The pioneer mine, that of San Barnabé, produced almost half a millennium, until 1928.
Others, more recent, have proven even more profitable and continue to generate wealth.
This is the case of Valenciana, operational from 1774 and which, until the beginning of the XNUMXth century, produced two thirds of the world's silver.
On one of the days dedicated to Guanajuato, we visited it. Contrary to expectations, the short trip is made up the slopes, towards the northern top of the city, where the houses almost touch the sky.
We passed majestic churches, commissioned with funding from the families that owned the mines, in gratitude to the divine for their good fortune.

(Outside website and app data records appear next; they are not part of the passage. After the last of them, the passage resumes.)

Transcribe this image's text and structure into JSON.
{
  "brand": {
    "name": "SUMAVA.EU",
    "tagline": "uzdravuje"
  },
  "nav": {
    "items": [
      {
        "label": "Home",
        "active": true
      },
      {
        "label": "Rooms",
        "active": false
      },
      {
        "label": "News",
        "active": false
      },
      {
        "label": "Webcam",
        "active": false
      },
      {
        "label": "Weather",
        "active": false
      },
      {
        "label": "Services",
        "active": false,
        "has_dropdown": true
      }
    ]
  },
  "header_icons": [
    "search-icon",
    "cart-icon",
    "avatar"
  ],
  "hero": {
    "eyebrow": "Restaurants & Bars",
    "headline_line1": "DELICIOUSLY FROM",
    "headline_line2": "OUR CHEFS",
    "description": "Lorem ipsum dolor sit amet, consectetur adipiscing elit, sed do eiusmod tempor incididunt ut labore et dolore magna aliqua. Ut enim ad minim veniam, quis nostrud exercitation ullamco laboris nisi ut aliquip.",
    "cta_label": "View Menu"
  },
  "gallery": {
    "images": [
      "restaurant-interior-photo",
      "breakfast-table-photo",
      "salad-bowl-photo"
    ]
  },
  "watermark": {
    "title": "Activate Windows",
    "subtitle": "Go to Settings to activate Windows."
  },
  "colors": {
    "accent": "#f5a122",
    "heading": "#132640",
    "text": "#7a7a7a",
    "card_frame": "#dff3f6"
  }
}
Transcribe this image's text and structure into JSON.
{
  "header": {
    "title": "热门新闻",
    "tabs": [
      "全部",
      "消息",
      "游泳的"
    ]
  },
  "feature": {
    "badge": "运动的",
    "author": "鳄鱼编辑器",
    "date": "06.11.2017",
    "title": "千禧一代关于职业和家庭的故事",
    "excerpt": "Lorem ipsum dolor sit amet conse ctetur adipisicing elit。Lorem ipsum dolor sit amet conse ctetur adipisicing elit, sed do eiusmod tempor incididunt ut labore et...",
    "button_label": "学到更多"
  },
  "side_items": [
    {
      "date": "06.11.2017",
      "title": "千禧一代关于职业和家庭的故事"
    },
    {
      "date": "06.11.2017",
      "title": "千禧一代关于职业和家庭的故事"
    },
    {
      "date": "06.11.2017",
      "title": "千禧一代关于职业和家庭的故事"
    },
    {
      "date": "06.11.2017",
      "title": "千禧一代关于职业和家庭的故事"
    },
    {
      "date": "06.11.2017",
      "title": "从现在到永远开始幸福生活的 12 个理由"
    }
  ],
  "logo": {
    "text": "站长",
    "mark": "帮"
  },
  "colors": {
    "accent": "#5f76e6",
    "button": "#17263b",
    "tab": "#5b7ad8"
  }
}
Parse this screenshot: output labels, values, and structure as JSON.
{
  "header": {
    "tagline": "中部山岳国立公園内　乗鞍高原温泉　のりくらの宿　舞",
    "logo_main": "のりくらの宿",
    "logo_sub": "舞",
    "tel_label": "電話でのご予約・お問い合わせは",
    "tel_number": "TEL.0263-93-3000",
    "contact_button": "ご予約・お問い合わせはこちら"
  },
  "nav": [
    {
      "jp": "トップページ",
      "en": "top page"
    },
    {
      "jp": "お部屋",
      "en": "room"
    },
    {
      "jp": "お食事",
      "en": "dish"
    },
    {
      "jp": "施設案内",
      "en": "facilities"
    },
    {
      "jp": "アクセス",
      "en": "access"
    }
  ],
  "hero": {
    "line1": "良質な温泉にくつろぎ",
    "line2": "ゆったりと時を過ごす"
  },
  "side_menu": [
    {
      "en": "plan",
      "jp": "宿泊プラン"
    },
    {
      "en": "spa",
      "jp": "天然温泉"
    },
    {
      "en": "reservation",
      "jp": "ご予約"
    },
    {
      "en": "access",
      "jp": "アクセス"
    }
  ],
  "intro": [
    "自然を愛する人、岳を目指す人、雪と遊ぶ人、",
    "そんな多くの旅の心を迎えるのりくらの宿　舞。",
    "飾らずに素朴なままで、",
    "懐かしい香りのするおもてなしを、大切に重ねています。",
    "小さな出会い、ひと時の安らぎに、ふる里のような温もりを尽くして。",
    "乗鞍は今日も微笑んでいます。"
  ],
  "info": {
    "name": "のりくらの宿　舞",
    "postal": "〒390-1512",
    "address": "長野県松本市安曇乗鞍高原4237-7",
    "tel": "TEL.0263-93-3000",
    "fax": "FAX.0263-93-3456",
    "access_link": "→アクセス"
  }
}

Here, the church stands out. churrigueresque (Mexican Baroque style) of La Valenciana, built in the XNUMXth century next to the opening of the homonymous mine.
With its right tower still unfinished, unlike the walls and the bastion that, further down, made it possible to defend the wealth from the bandits.
We descend to a depth of 70m from one of the wells. There we felt the claustrophobic atmosphere in which around 3500 indigenous people were kept working, sometimes for more than fifteen hours a day.
As explained by the guide Edgar, precious metal veins and open mines appeared all over the place.
Not all excavations in the city were made for the direct reason of gold and silver.
Guanajuato, the City of Tunnels
Guanajuato is based on an extensive and intricate network of old tunnels, with almost 9 km, if you add the lengths of El Pípila, El Minero, La Galereña and the rest.
These tunnels were opened for a primary reason: the fulminant rainy season in these parts of Mexico and the floods generated by the thickening of the Guanajuato River.
They form a strange underworld that, in spaces, opens up to the sky and from which houses and buildings with post-colonial legos look emerge again. Guanajuato has all these dimensions and colors.
In almost five hundred years of history and of a wealthy colonization, it hides many more.